While they’re crucial in the formulation of a successful arrangement, these are logistical issues. The most important factor in determining whether or not both you, and the employee in question, are cut out for this is just how they’re going to continue to contribute value to the organization. One big part of tapping into the value of a semi-retired professional who has racked up decades of industry experience is transforming them into mentors. But are they willing to act as teacher and counselor to their younger colleagues? “They’ve got to replace themselves, and they’ve got to be willing to do that,” Heathfield said. “Not all people can get into the mode where their true job is to pass on every single skill they have, every single contact they have, to the other people that are going to be there after them.”
Foreman advises companies to figure out just what they would be losing out on if that individual were to leave for good. “Is it their Rolodex? Is it their knowledge of historic products? Is it their skills and expertise in some form of engineering? What is it that this person really provided that you don’t want to lose?” he said. Once that is established, then the issue becomes: can you create a position that is flexible enough to enable this person to continue to apply their skills and expertise while semi-retired?
|Nancy Collamer is a speaker and career coach based in Old Greenwich, CT, and author of Second-Act Careers: 50+ Ways to Profit from Your Passions During Semi-Retirement.|
In a way, the transition employees make between full-time and semi-retired status is similar to the onboarding process many companies apply to new recruits. With this in mind, Collamer acknowledges that there may be a bit of trial and error involved, and “like any new work arrangement, it’s helpful to have more check-ins at the beginning so that you can both have an opportunity to talk about what’s going on before it escalates into any sort of major problem,” she said. She also reminds employers they have a role in ensuring that the semi-retired individual continues to be perceived as valuable to the organization, and included in meetings, company events, and even training sessions. “You need to be really on alert to keep the person functioning as an integral member of the team.”
While on the surface a semiretirement arrangement can serve to retain star employees, Collamer suggests that it can also promote loyalty among younger members of a company. “Don’t underestimate the value of providing phased retirement and the message that it sends to younger employees about how an organization treats its workers,” she said. “When employees see that, they say, ‘Wow. Look at the way they’re treating their people––that’s pretty cool.
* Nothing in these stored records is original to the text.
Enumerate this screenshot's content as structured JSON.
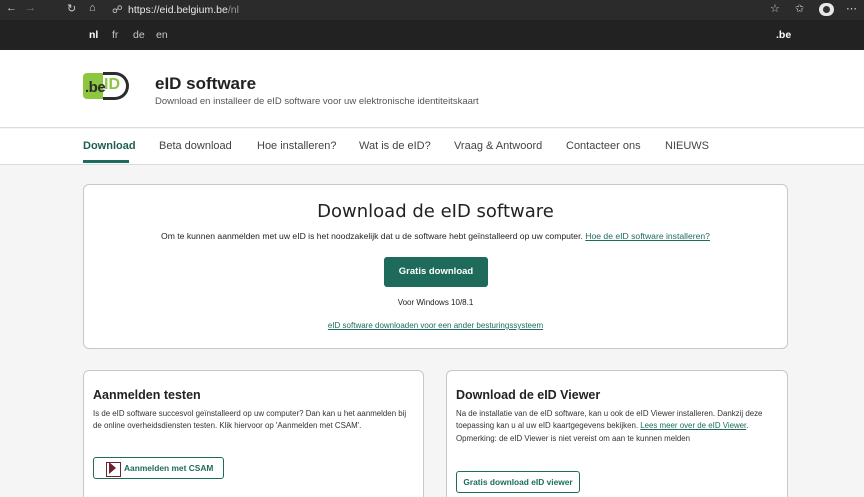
{
  "browser": {
    "url_host": "https://eid.belgium.be",
    "url_path": "/nl",
    "icons": [
      "back-icon",
      "forward-icon",
      "refresh-icon",
      "home-icon",
      "lock-icon",
      "star-icon",
      "favorites-icon",
      "collections-icon",
      "profile-icon",
      "more-icon"
    ],
    "glyphs": {
      "back": "←",
      "forward": "→",
      "refresh": "↻",
      "home": "⌂",
      "lock": "🔒",
      "star": "☆",
      "favorites": "✩",
      "collections": "⧉",
      "more": "⋯"
    }
  },
  "languages": [
    {
      "code": "nl",
      "active": true
    },
    {
      "code": "fr",
      "active": false
    },
    {
      "code": "de",
      "active": false
    },
    {
      "code": "en",
      "active": false
    }
  ],
  "be_mark": ".be",
  "header": {
    "logo_be": ".be",
    "logo_id": "ID",
    "title": "eID software",
    "subtitle": "Download en installeer de eID software voor uw elektronische identiteitskaart",
    "logo_color": "#8dc63f"
  },
  "nav": {
    "items": [
      "Download",
      "Beta download",
      "Hoe installeren?",
      "Wat is de eID?",
      "Vraag & Antwoord",
      "Contacteer ons",
      "NIEUWS"
    ],
    "active_index": 0,
    "accent": "#1e6b5c"
  },
  "download": {
    "title": "Download de eID software",
    "intro": "Om te kunnen aanmelden met uw eID is het noodzakelijk dat u de software hebt geïnstalleerd op uw computer.",
    "intro_link": "Hoe de eID software installeren?",
    "button": "Gratis download",
    "os": "Voor Windows 10/8.1",
    "other_link": "eID software downloaden voor een ander besturingssysteem"
  },
  "test": {
    "title": "Aanmelden testen",
    "body": "Is de eID software succesvol geïnstalleerd op uw computer? Dan kan u het aanmelden bij de online overheidsdiensten testen. Klik hiervoor op 'Aanmelden met CSAM'.",
    "button": "Aanmelden met CSAM"
  },
  "viewer": {
    "title": "Download de eID Viewer",
    "body": "Na de installatie van de eID software, kan u ook de eID Viewer installeren. Dankzij deze toepassing kan u al uw eID kaartgegevens bekijken.",
    "link": "Lees meer over de eID Viewer",
    "note": "Opmerking: de eID Viewer is niet vereist om aan te kunnen melden",
    "button": "Gratis download eID viewer"
  }
}
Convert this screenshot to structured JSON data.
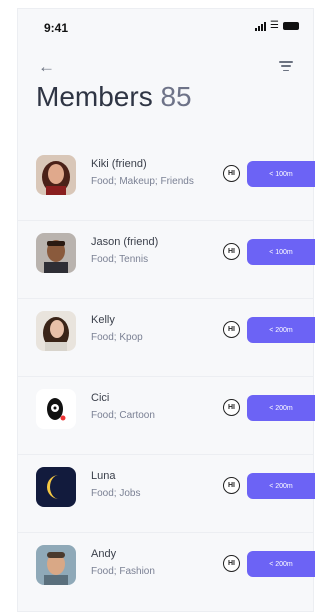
{
  "status_bar": {
    "time": "9:41"
  },
  "header": {
    "title": "Members",
    "count": "85"
  },
  "members": [
    {
      "name": "Kiki (friend)",
      "tags": "Food; Makeup; Friends",
      "greeting": "HI",
      "distance": "< 100m",
      "avatar": "kiki-avatar"
    },
    {
      "name": "Jason (friend)",
      "tags": "Food; Tennis",
      "greeting": "HI",
      "distance": "< 100m",
      "avatar": "jason-avatar"
    },
    {
      "name": "Kelly",
      "tags": "Food; Kpop",
      "greeting": "HI",
      "distance": "< 200m",
      "avatar": "kelly-avatar"
    },
    {
      "name": "Cici",
      "tags": "Food; Cartoon",
      "greeting": "HI",
      "distance": "< 200m",
      "avatar": "cici-avatar"
    },
    {
      "name": "Luna",
      "tags": "Food; Jobs",
      "greeting": "HI",
      "distance": "< 200m",
      "avatar": "luna-avatar"
    },
    {
      "name": "Andy",
      "tags": "Food; Fashion",
      "greeting": "HI",
      "distance": "< 200m",
      "avatar": "andy-avatar"
    }
  ],
  "colors": {
    "accent": "#6c63f5",
    "background": "#f7f8fa"
  }
}
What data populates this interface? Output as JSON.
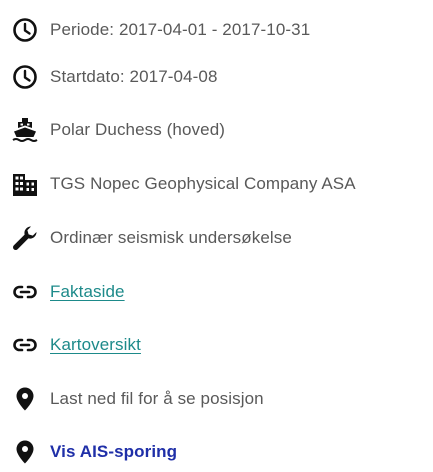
{
  "details": {
    "period": {
      "icon": "clock-icon",
      "text": "Periode: 2017-04-01 - 2017-10-31"
    },
    "start_date": {
      "icon": "clock-icon",
      "text": "Startdato: 2017-04-08"
    },
    "vessel": {
      "icon": "ship-icon",
      "text": "Polar Duchess (hoved)"
    },
    "company": {
      "icon": "building-icon",
      "text": "TGS Nopec Geophysical Company ASA"
    },
    "survey_type": {
      "icon": "wrench-icon",
      "text": "Ordinær seismisk undersøkelse"
    },
    "fact_page": {
      "icon": "link-icon",
      "text": "Faktaside"
    },
    "map_overview": {
      "icon": "link-icon",
      "text": "Kartoversikt"
    },
    "position_note": {
      "icon": "map-pin-icon",
      "text": "Last ned fil for å se posisjon"
    },
    "ais_tracking": {
      "icon": "map-pin-icon",
      "text": "Vis AIS-sporing"
    }
  },
  "colors": {
    "text": "#595959",
    "link": "#1d8a8a",
    "ais_link": "#1f2fa8",
    "icon": "#111111"
  }
}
This might be an organization I want to stay with.’”
Carolyn Heinze is a freelance writer/editor.
What Does “Retirement” Really Mean?
Chris Foreman, who retired from Community Professional Loudspeakers in late 2012 and established his own business and technical consultancy, notes that the traditional concept of retirement––where people stop working at 65––is changing: some people continue on in their careers either by choice or financial necessity; others may opt to retire outright, with the middle ground being semi-retirement. “It’s worth considering that middle ground,” he said. “In my case, in enabled me and [my wife] Lynnelle to come back to be close to our families, and yet I still get to work, I bring in a little bit of extra money, I keep up with the business and stay in touch with all of my [industry] friends––the big family that I developed over all these years––and I have an excuse to go to the trade shows. I would say what you need to do is recognize that your priorities are going to change some, but you have more options than ever. Consider those options. And what we are calling semi-retirement is definitely a good one.”